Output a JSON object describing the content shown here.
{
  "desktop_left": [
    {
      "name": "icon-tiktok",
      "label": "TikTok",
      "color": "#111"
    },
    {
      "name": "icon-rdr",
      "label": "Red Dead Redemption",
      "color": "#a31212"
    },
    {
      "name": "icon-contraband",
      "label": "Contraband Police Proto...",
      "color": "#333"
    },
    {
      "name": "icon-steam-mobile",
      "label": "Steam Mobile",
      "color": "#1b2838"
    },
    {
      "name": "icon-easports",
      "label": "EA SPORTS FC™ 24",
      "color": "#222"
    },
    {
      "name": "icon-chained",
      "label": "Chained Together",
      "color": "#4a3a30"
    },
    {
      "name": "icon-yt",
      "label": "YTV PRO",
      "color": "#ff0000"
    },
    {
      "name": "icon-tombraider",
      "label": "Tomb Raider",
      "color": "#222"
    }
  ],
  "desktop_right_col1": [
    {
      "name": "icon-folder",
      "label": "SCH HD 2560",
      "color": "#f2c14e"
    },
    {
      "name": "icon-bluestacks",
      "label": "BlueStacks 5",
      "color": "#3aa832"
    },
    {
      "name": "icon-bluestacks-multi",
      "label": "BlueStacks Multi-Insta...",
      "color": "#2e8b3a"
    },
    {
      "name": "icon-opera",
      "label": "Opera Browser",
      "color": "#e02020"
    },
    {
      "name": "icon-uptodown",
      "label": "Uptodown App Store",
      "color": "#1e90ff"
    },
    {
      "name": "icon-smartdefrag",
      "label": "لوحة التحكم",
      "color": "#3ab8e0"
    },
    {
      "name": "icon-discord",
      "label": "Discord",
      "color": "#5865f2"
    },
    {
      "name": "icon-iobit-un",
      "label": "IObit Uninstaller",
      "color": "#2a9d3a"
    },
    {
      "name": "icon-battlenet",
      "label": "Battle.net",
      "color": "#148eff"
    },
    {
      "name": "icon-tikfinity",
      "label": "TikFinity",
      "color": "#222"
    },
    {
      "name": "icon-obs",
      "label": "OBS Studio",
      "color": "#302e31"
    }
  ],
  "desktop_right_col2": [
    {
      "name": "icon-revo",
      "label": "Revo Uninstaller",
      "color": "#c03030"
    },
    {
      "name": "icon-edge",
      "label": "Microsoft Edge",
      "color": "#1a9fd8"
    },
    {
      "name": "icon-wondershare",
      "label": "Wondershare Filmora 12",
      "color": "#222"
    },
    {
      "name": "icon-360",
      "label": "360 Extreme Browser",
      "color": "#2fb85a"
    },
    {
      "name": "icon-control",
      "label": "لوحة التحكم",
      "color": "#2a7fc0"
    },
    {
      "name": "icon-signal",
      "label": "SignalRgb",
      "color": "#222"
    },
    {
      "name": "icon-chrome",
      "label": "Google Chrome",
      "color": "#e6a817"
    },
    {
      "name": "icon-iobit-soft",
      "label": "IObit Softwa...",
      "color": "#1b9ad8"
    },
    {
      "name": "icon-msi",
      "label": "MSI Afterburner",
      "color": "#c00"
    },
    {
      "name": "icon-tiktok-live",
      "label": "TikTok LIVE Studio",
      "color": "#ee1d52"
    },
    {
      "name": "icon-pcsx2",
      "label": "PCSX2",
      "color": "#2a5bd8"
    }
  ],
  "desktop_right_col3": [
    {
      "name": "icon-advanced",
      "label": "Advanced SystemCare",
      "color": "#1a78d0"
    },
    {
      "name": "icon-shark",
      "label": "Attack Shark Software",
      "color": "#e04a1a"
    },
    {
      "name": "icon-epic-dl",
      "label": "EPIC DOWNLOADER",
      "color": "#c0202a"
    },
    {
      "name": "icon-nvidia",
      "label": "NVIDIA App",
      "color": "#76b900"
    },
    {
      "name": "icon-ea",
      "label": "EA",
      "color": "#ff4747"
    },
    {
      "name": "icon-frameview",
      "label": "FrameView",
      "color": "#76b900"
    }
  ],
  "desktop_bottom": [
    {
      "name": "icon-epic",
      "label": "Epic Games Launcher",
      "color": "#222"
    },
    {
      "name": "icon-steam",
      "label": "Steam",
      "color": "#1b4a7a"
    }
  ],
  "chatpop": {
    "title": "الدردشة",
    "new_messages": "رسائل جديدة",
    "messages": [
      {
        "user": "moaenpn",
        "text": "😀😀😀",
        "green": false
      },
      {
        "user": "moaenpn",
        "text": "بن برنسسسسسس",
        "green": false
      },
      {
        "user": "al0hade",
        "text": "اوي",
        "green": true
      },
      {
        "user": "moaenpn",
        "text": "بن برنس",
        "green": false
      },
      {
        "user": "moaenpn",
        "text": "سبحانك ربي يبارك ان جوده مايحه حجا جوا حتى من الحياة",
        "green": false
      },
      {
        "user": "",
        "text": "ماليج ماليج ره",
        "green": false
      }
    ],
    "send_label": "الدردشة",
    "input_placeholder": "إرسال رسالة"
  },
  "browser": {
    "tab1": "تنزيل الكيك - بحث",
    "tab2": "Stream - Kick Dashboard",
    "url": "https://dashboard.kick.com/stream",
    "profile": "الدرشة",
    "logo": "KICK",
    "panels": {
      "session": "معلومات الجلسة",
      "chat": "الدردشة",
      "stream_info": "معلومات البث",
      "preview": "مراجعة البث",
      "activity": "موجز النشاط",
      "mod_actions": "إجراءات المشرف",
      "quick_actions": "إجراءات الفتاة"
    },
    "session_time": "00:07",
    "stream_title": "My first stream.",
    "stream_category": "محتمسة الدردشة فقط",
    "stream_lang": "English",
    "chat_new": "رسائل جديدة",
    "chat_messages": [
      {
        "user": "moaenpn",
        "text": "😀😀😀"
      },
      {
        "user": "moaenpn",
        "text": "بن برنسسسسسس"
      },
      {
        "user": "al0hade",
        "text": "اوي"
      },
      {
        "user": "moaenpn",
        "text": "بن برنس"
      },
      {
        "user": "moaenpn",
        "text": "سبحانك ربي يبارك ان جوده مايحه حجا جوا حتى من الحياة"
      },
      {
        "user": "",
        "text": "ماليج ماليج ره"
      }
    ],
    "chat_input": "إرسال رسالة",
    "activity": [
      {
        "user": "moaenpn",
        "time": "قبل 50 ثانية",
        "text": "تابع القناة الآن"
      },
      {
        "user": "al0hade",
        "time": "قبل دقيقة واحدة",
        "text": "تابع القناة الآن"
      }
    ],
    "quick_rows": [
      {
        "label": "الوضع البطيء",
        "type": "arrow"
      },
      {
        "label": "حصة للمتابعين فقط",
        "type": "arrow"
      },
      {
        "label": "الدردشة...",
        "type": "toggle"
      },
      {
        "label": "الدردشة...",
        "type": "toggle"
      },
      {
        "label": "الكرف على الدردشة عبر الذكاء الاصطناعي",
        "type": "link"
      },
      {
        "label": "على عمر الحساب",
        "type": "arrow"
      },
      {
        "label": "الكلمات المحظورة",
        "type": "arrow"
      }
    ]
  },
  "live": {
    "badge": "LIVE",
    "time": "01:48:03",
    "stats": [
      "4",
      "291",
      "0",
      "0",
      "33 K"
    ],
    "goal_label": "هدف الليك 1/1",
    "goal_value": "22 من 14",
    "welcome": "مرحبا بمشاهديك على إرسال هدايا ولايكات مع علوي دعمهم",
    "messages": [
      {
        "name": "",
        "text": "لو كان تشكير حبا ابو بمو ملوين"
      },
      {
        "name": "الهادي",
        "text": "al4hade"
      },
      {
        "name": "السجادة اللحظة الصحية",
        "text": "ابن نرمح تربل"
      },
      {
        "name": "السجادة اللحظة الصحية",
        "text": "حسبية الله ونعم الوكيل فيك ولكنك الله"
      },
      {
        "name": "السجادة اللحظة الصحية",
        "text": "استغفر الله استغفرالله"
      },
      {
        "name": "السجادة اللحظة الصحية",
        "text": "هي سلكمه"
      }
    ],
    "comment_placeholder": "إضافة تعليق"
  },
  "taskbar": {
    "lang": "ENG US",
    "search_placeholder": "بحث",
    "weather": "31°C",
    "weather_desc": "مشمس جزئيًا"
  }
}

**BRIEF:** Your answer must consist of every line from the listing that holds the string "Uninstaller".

**SOLVED EXERCISE:**
      "label": "IObit Uninstaller",
      "label": "Revo Uninstaller",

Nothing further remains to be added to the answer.